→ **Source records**
───

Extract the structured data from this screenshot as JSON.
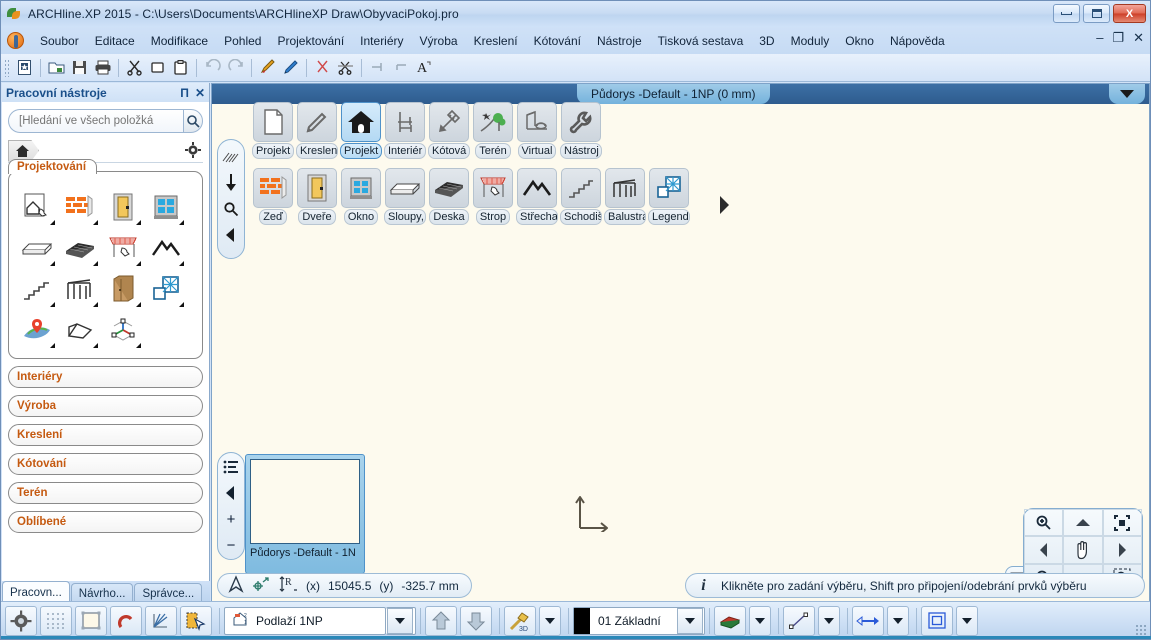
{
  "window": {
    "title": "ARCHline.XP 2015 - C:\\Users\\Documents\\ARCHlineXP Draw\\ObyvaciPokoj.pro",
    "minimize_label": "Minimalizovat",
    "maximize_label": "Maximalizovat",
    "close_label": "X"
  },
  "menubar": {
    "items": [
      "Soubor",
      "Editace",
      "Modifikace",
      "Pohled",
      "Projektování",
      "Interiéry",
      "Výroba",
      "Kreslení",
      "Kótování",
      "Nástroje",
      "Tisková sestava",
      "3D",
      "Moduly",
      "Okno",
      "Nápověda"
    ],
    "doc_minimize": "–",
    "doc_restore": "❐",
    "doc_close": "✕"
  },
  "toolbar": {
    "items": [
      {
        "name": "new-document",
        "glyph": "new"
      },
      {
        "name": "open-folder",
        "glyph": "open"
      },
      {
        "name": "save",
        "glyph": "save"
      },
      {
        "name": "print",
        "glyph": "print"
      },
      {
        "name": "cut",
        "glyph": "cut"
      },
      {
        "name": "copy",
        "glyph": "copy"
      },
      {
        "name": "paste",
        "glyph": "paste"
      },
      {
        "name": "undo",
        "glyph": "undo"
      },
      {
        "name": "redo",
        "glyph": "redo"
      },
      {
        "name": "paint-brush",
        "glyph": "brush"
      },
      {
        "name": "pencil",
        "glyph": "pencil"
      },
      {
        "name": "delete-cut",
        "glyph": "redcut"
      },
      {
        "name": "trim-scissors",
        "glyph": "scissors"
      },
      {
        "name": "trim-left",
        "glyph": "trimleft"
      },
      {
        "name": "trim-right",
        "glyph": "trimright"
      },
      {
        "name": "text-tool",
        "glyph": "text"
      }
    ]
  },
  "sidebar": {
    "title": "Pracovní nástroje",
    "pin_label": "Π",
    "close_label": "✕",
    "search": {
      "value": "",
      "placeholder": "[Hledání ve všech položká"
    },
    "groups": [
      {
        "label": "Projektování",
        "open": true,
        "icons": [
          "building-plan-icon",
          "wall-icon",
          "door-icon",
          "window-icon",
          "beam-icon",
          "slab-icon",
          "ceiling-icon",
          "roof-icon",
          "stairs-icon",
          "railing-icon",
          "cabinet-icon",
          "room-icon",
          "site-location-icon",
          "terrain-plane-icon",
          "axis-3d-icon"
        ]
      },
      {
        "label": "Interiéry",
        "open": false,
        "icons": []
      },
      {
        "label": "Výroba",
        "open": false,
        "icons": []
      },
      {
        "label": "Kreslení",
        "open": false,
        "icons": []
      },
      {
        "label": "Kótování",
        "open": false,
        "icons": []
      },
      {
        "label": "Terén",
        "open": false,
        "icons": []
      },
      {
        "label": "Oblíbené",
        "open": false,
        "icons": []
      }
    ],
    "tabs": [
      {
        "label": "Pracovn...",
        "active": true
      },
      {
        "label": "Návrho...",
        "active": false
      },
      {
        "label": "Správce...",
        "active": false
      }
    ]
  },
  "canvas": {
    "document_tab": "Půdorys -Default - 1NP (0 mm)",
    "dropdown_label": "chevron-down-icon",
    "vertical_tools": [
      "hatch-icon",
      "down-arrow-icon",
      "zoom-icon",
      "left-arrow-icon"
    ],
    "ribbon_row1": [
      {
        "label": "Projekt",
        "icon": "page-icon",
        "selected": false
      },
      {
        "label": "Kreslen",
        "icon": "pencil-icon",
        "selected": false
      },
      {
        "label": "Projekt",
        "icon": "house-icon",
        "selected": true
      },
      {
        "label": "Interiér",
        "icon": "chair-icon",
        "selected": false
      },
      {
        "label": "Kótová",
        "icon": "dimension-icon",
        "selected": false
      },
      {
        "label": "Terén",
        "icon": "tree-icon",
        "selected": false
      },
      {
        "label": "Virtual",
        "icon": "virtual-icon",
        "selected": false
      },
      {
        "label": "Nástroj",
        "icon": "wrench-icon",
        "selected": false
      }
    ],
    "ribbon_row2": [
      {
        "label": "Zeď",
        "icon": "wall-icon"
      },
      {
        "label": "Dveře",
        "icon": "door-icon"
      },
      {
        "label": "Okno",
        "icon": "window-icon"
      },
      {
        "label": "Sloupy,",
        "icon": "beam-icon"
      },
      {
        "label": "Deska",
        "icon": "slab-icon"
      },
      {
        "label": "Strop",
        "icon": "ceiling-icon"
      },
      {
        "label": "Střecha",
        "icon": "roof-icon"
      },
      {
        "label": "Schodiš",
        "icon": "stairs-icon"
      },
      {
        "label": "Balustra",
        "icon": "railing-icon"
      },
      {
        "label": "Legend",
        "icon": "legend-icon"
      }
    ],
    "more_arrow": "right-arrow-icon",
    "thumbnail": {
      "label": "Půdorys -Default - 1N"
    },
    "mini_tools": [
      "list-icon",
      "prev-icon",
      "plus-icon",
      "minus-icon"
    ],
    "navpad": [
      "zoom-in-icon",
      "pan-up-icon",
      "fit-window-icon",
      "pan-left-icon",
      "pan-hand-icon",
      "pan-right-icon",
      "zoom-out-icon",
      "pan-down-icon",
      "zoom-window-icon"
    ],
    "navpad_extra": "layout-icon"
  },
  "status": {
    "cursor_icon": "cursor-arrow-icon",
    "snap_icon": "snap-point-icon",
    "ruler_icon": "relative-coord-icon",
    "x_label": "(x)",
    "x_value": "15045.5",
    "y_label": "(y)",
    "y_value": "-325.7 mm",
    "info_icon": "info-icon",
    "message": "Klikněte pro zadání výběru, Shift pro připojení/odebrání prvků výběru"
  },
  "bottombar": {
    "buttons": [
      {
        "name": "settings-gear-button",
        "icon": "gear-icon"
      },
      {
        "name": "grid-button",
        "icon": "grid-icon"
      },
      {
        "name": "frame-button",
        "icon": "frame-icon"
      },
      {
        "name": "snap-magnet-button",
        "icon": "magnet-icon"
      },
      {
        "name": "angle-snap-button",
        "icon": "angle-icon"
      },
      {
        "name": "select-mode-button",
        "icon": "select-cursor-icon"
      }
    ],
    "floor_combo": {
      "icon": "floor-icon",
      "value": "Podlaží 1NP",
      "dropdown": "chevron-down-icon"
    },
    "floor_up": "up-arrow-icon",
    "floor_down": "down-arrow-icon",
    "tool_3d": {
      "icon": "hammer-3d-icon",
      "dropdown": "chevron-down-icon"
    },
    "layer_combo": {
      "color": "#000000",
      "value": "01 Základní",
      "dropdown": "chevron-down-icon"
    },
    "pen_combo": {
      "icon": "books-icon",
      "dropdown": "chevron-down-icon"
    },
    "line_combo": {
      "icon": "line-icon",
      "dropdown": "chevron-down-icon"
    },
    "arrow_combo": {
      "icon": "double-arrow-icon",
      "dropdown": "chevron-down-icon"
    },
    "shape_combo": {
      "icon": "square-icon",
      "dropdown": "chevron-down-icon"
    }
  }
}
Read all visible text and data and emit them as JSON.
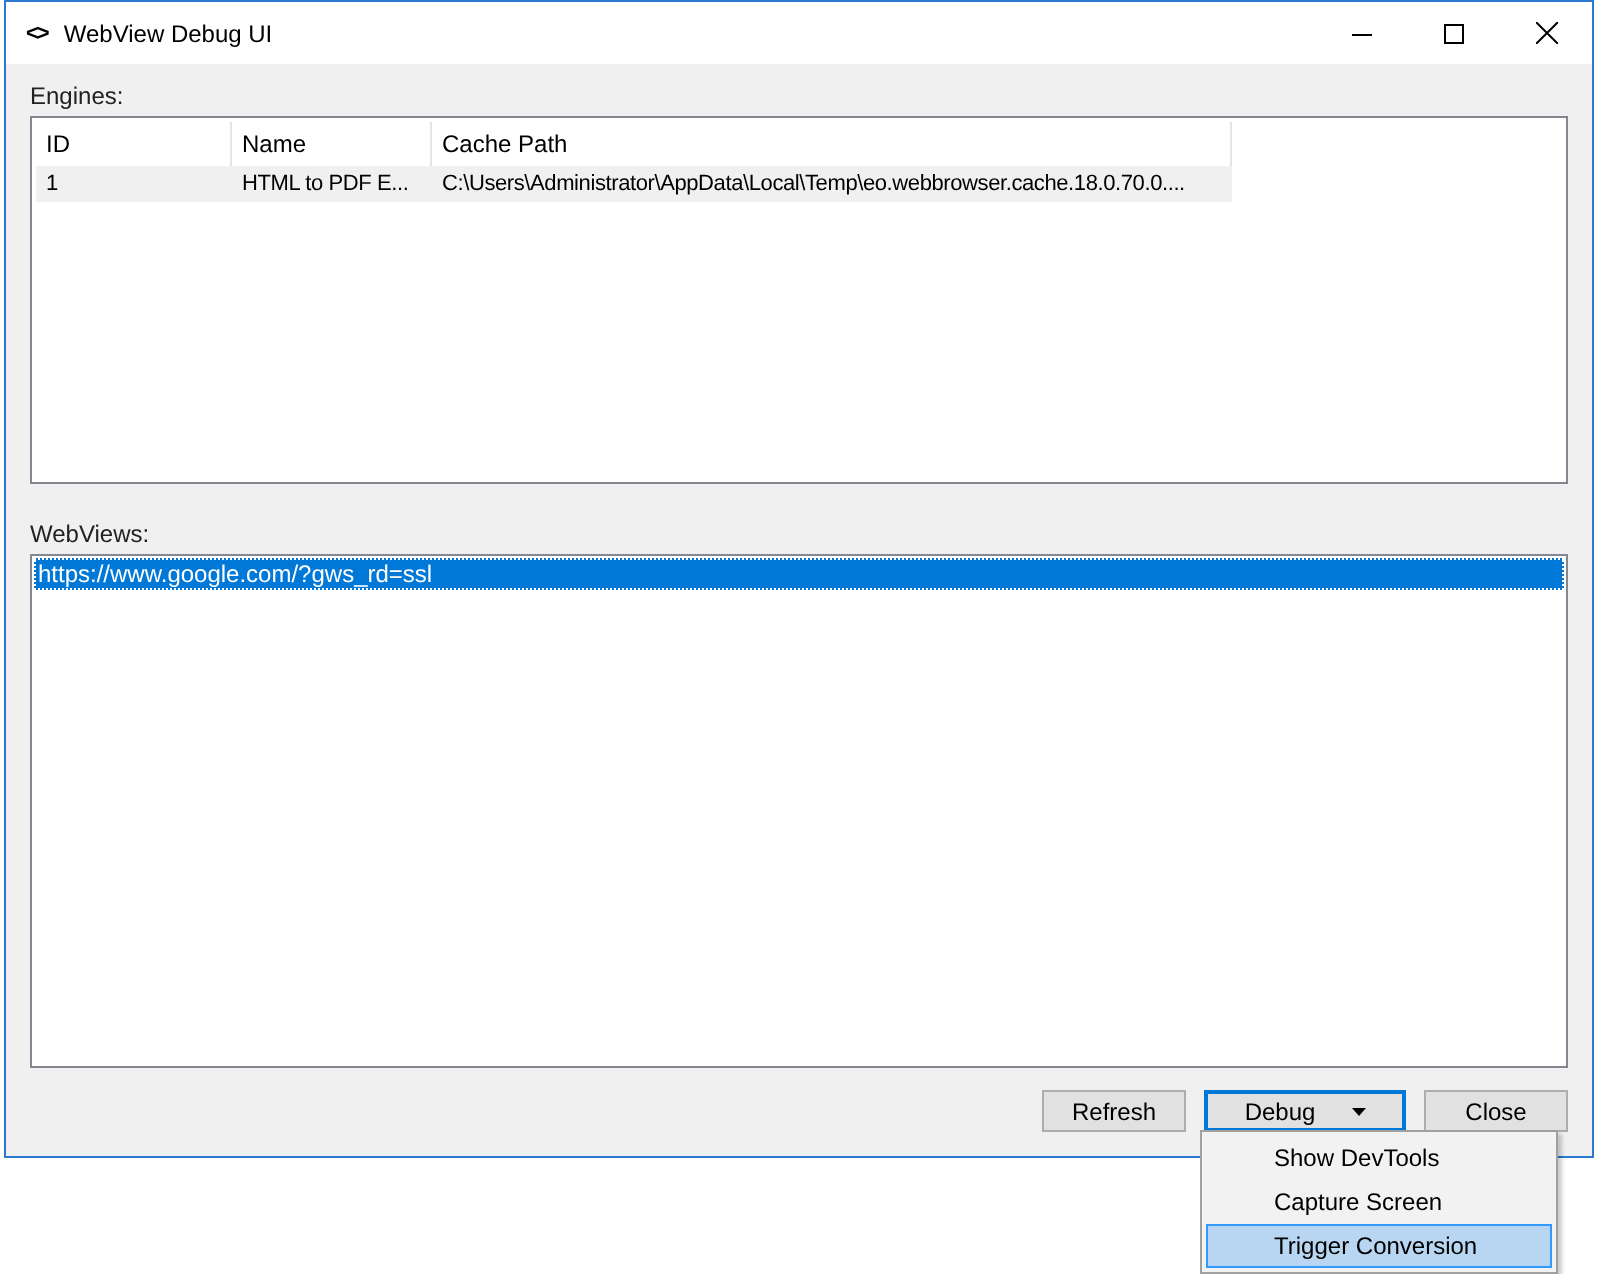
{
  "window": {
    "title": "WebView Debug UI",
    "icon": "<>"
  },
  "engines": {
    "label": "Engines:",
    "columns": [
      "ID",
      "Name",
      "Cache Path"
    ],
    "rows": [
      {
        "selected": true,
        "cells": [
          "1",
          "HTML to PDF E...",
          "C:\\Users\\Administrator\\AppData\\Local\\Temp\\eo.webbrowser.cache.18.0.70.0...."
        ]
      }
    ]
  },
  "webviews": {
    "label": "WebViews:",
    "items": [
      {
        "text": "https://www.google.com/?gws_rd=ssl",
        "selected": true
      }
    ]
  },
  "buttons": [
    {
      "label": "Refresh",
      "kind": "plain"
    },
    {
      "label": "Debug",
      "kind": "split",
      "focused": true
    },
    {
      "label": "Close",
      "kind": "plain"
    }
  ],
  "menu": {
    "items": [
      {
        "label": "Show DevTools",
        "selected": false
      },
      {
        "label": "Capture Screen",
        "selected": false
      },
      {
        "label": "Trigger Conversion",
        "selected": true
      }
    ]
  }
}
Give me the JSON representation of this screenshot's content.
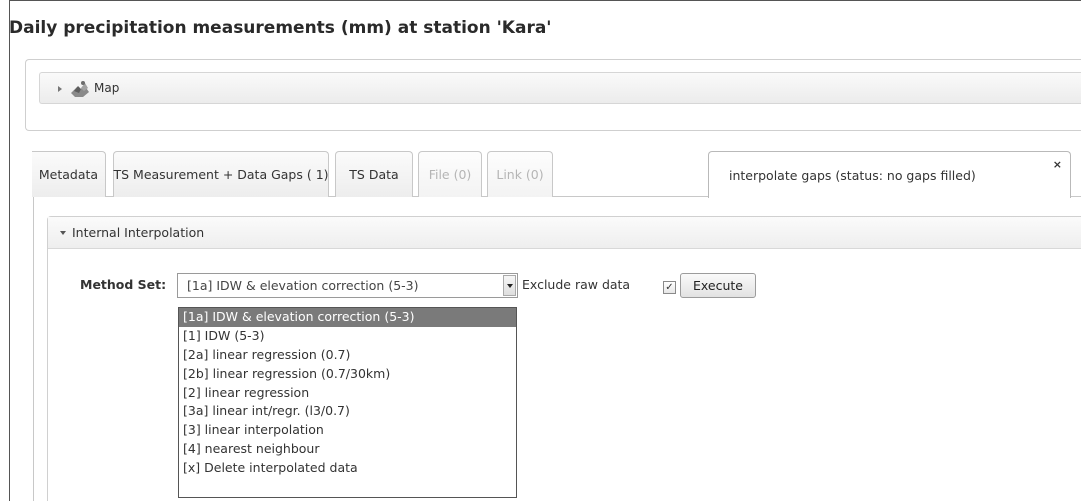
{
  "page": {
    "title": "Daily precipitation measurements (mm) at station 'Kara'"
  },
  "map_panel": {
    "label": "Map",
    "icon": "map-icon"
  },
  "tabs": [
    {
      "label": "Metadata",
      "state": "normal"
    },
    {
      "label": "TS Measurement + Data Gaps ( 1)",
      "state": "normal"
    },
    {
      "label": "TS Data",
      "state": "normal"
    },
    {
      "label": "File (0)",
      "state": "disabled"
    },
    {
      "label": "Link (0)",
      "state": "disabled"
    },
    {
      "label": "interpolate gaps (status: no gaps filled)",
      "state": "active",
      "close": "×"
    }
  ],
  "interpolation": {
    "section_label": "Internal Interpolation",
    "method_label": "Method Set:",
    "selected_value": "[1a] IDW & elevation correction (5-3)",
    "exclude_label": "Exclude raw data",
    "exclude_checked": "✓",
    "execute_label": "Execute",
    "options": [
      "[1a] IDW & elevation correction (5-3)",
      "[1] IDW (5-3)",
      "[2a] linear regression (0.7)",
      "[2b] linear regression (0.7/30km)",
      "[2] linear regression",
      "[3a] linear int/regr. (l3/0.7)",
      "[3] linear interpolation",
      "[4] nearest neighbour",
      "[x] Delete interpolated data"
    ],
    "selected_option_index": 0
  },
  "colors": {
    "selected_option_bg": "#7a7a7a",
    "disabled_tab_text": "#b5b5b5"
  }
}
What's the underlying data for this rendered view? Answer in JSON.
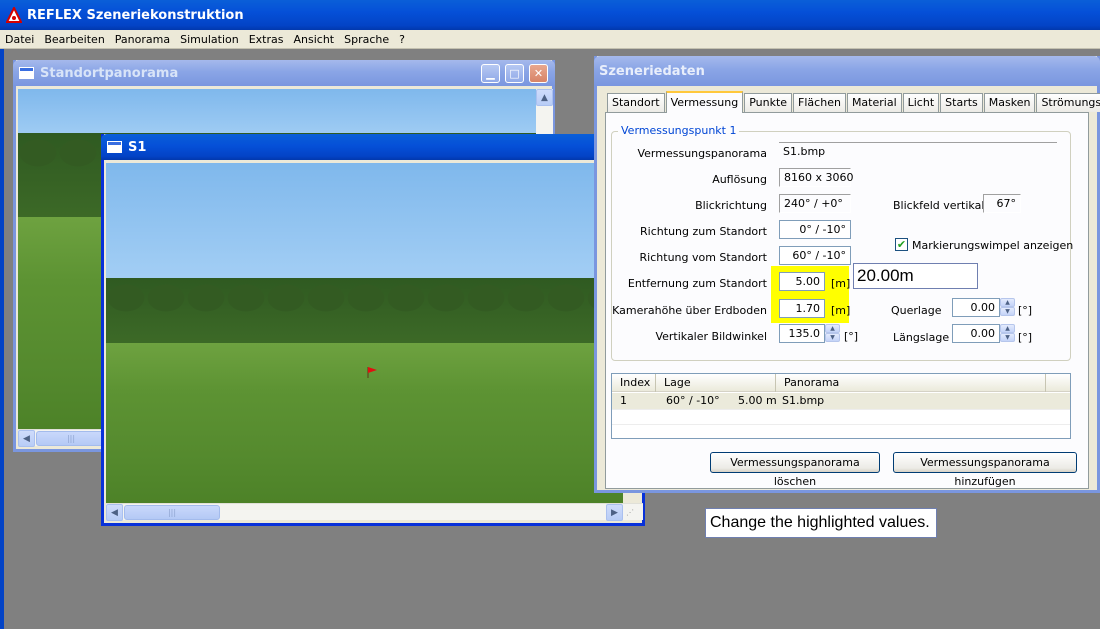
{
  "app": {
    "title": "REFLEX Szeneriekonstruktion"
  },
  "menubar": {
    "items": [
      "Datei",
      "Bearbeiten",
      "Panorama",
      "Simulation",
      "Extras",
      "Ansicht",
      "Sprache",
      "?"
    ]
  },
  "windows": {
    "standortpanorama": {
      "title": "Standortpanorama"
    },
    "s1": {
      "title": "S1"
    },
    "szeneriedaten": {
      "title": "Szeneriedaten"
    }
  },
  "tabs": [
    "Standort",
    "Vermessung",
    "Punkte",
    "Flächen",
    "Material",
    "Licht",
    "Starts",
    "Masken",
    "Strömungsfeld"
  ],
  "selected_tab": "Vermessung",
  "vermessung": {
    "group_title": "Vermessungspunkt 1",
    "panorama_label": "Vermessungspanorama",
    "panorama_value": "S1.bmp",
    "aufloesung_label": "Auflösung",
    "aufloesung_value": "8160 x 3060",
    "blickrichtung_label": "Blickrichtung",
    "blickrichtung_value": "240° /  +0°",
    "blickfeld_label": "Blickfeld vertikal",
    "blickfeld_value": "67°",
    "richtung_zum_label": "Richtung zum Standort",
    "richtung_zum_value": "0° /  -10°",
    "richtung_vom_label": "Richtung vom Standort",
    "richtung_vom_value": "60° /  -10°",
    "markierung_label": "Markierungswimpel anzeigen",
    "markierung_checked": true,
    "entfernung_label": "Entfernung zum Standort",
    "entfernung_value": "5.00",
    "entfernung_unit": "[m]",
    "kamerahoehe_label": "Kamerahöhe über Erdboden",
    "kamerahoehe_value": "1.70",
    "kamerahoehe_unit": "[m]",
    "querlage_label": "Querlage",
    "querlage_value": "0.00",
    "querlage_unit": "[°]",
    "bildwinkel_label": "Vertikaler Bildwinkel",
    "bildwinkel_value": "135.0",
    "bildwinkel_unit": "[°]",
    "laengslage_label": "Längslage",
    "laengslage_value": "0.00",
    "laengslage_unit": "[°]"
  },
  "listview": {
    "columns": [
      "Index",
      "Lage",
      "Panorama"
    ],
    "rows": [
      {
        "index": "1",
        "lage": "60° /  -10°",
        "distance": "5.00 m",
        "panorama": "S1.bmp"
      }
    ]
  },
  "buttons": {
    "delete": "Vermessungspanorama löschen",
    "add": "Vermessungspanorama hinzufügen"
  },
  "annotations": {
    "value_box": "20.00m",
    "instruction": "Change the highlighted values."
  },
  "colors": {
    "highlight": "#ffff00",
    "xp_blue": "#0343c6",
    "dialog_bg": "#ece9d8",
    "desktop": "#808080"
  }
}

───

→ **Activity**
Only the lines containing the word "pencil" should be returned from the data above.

→ **Answer space**
        "name": "pencil",
        "glyph": "pencil"
        "icon": "pencil-icon",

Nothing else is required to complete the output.